Astronomers have discovered a faint, incredibly distant galaxy, about 13.1 billion years in the past, just about 700 million years after the Big Bang.
The new object, named MACS1423-z7p64, was detailed in a study published in the journal Nature Astronomy.
The researchers used the Hubble space telescope to find the galaxy and confirmed its age and distance with instruments at the Keck Observatory in Hawaii.
"Other most distant objects are extremely bright and probably rare compared to other galaxies," said lead author Austin Hoag from University of California, Davis in the US.
"We think this is much more representative of galaxies of the time," Hoag said.
These ultra-distant galaxies, seen as they were close to the beginning of the universe, are interesting because they fall within the "Epoch of Reionisation," a period about a billion years after the Big Bang when the universe became transparent.

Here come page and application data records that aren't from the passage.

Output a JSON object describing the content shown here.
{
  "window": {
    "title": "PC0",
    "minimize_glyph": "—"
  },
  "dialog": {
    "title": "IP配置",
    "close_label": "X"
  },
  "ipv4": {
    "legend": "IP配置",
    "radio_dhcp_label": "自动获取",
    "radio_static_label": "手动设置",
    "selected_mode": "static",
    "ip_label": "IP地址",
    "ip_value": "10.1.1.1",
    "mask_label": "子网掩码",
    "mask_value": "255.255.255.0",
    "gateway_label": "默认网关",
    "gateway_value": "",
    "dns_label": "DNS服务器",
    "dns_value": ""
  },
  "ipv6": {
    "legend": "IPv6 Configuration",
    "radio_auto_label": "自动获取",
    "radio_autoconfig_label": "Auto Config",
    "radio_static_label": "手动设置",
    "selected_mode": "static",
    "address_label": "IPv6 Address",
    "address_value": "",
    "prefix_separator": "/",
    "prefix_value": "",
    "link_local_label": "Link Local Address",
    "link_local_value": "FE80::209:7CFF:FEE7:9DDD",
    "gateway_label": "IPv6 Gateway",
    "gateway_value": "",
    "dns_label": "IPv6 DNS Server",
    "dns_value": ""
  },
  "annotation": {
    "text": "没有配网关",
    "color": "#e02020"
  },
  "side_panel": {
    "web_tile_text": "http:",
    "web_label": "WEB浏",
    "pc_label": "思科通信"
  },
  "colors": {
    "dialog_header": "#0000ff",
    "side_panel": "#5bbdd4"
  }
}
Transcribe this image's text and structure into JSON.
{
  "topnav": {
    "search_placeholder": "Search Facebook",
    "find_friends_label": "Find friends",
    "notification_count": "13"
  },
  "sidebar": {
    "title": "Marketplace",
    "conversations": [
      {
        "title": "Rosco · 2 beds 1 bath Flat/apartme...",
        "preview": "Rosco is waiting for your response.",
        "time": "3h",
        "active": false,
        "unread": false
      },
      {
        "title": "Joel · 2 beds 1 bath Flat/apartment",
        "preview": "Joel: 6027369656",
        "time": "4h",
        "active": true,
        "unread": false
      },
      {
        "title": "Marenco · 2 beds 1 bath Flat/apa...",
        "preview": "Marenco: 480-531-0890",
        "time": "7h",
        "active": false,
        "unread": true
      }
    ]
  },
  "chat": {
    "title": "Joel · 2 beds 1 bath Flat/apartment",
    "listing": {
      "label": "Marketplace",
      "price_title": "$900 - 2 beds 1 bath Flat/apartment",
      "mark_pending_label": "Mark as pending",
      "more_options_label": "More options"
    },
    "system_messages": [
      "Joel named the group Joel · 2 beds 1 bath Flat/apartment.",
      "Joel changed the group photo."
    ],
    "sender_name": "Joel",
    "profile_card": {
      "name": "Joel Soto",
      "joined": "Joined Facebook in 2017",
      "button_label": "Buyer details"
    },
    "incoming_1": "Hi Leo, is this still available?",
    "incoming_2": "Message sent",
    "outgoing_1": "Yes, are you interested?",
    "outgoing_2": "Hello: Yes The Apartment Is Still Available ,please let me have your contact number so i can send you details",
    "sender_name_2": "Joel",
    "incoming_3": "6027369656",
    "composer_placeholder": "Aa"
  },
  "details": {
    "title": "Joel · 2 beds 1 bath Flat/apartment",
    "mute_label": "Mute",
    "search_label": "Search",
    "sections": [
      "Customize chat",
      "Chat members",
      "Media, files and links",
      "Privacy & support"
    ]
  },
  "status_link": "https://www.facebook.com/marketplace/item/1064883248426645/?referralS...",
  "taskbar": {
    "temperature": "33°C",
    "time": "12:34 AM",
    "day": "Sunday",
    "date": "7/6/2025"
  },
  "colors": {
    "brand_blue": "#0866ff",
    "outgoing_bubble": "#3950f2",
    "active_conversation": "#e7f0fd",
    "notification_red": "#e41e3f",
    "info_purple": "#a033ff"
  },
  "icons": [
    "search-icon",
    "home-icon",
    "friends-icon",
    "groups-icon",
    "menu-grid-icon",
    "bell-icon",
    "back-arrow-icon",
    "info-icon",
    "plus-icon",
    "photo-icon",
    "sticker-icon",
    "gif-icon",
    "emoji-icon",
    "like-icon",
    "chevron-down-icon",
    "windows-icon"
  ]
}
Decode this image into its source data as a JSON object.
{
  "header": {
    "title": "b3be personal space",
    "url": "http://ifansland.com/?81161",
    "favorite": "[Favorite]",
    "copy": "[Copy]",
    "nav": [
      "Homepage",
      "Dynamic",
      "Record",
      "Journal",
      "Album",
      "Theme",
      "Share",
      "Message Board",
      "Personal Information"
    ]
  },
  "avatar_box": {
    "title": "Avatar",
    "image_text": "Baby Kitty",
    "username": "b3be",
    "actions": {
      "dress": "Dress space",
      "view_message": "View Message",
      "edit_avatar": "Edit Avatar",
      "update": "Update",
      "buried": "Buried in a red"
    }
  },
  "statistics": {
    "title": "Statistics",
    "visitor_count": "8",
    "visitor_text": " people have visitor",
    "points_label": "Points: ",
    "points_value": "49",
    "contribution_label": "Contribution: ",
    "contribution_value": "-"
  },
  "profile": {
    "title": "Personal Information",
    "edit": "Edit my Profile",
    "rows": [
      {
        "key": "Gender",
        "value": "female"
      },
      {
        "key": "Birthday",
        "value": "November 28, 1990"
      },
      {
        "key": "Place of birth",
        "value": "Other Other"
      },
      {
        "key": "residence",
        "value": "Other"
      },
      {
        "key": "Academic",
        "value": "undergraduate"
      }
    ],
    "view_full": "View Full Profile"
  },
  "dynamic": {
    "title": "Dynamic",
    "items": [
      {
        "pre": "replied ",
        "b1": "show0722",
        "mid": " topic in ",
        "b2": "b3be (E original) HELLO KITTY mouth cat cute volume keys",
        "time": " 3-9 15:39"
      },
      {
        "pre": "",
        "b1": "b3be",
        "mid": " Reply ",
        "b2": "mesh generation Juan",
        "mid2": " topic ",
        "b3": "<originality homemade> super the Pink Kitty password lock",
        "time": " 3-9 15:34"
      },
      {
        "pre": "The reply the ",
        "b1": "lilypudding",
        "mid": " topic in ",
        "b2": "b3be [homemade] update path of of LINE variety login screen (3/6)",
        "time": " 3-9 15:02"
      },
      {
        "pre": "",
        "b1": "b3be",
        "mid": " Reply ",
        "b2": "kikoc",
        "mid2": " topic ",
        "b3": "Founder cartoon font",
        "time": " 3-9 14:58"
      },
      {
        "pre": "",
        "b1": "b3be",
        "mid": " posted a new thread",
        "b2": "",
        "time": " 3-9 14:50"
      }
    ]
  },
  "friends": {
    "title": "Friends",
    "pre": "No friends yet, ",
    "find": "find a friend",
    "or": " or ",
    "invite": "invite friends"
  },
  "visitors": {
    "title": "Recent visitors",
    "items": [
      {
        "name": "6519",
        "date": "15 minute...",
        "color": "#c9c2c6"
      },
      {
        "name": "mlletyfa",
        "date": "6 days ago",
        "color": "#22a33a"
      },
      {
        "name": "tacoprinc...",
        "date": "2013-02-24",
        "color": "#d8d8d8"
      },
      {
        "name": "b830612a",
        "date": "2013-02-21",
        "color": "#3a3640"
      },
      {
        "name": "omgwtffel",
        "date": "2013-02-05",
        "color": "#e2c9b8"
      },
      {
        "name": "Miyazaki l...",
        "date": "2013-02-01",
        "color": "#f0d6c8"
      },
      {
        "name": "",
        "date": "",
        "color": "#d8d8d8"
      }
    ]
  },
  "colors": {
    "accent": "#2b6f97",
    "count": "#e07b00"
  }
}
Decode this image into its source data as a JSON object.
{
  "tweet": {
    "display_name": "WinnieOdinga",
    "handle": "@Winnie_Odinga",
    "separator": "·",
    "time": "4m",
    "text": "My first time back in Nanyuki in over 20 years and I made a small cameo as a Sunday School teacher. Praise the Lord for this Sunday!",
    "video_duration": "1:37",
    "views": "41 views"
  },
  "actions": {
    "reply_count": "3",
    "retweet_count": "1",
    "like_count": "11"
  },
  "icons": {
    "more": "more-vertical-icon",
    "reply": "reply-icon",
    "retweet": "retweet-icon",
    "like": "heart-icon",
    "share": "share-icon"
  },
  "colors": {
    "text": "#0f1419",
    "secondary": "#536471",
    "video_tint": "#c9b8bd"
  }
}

After the Big Bang, the universe was a cloud of cold atomic hydrogen, which blocks light.
The first stars and galaxies condensed out of the cloud and started to emit light and ionising radiation.
This radiation melted away the atomic hydrogen like a hot sun clearing fog, and the first galaxies spread their light through the universe. But much remains lost in the fog of reionisation.
To find the faint faint, distant object, the astronomers took advantage of a giant lens in the sky.
As light passes by a massive object such as a galaxy cluster, its path gets bent by gravity, just as light gets bent passing through a lens.
When the object is big enough, it can act as a lens that magnifies the image of objects behind it.
While it is similar to millions of other galaxies of its time, z7p64 just happened to fall into the "sweet spot" behind a giant galaxy cluster that magnified its brightness ten-fold and made it visible to the team, using the Hubble space telescope.
They were then able to confirm its distance by analysing its spectrum with the Keck Observatory telescopes in Hawaii.
The team plans to continue their survey of candidate galaxies with the Hubble and Keck telescopes, and later with James Webb space telescope, set for launch in 2018.
It is expected that the Webb telescope, which is bigger than Hubble, will allow astronomers to look at even more distant parts of the universe, which will help astronomers answer the question of where did we come from.